> [Task goal]
This task calls for copying every line of the records that includes the word "heading".

Extracted records below:

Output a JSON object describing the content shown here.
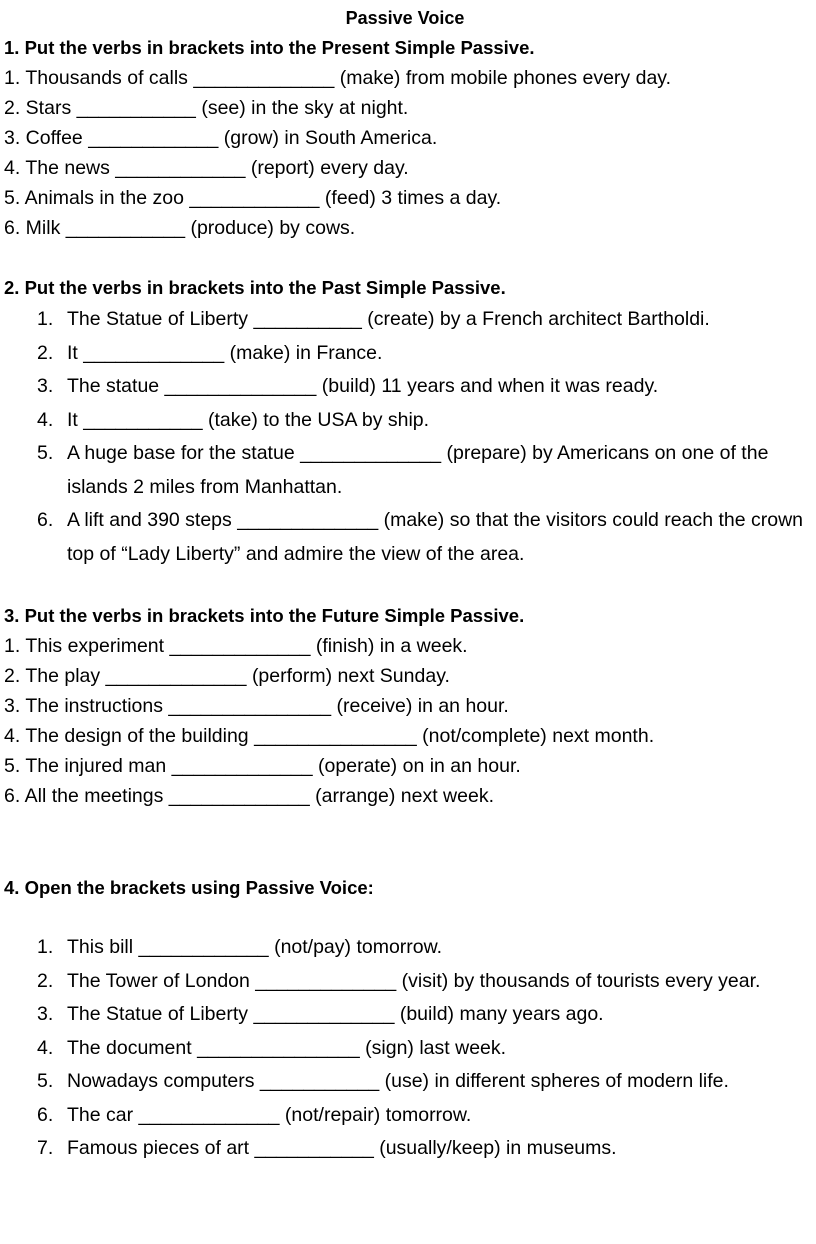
{
  "document": {
    "title": "Passive Voice"
  },
  "sections": [
    {
      "heading": "1. Put the verbs in brackets into the Present Simple Passive.",
      "list_style": "flat",
      "items": [
        "1. Thousands of calls _____________ (make) from mobile phones every day.",
        "2. Stars ___________ (see) in the sky at night.",
        "3. Coffee ____________ (grow) in South America.",
        "4. The news ____________ (report) every day.",
        "5. Animals in the zoo ____________ (feed) 3 times a day.",
        "6. Milk ___________ (produce) by cows."
      ]
    },
    {
      "heading": "2. Put the verbs in brackets into the Past Simple Passive.",
      "list_style": "indent",
      "items": [
        {
          "num": "1.",
          "text": "The Statue of Liberty __________ (create) by a French architect Bartholdi."
        },
        {
          "num": "2.",
          "text": "It _____________ (make) in France."
        },
        {
          "num": "3.",
          "text": "The statue ______________ (build) 11 years and when it was ready."
        },
        {
          "num": "4.",
          "text": "It ___________ (take) to the USA by ship."
        },
        {
          "num": "5.",
          "text": "A huge base for the statue _____________ (prepare) by Americans on one of the islands 2 miles from Manhattan."
        },
        {
          "num": "6.",
          "text": " A lift and 390 steps _____________ (make) so that the visitors could reach the crown top of “Lady Liberty” and admire the view of the area."
        }
      ]
    },
    {
      "heading": "3. Put the verbs in brackets into the Future Simple Passive.",
      "list_style": "flat",
      "items": [
        "1. This experiment _____________ (finish) in a week.",
        "2. The play _____________ (perform) next Sunday.",
        "3. The instructions _______________ (receive) in an hour.",
        "4. The design of the building _______________ (not/complete) next month.",
        "5. The injured man _____________ (operate) on in an hour.",
        "6. All the meetings _____________ (arrange) next week."
      ]
    },
    {
      "heading": "4. Open the brackets using Passive Voice:",
      "list_style": "indent",
      "items": [
        {
          "num": "1.",
          "text": "This bill ____________ (not/pay) tomorrow."
        },
        {
          "num": "2.",
          "text": "The Tower of London _____________ (visit) by thousands of tourists every year."
        },
        {
          "num": "3.",
          "text": "The Statue of Liberty _____________ (build) many years ago."
        },
        {
          "num": "4.",
          "text": "The document _______________ (sign) last week."
        },
        {
          "num": "5.",
          "text": "Nowadays computers ___________ (use) in different spheres of modern life."
        },
        {
          "num": "6.",
          "text": "The car _____________ (not/repair) tomorrow."
        },
        {
          "num": "7.",
          "text": "Famous pieces of art ___________ (usually/keep) in museums."
        }
      ]
    }
  ]
}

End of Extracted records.

> [Task solution]
      "heading": "1. Put the verbs in brackets into the Present Simple Passive.",
      "heading": "2. Put the verbs in brackets into the Past Simple Passive.",
      "heading": "3. Put the verbs in brackets into the Future Simple Passive.",
      "heading": "4. Open the brackets using Passive Voice:",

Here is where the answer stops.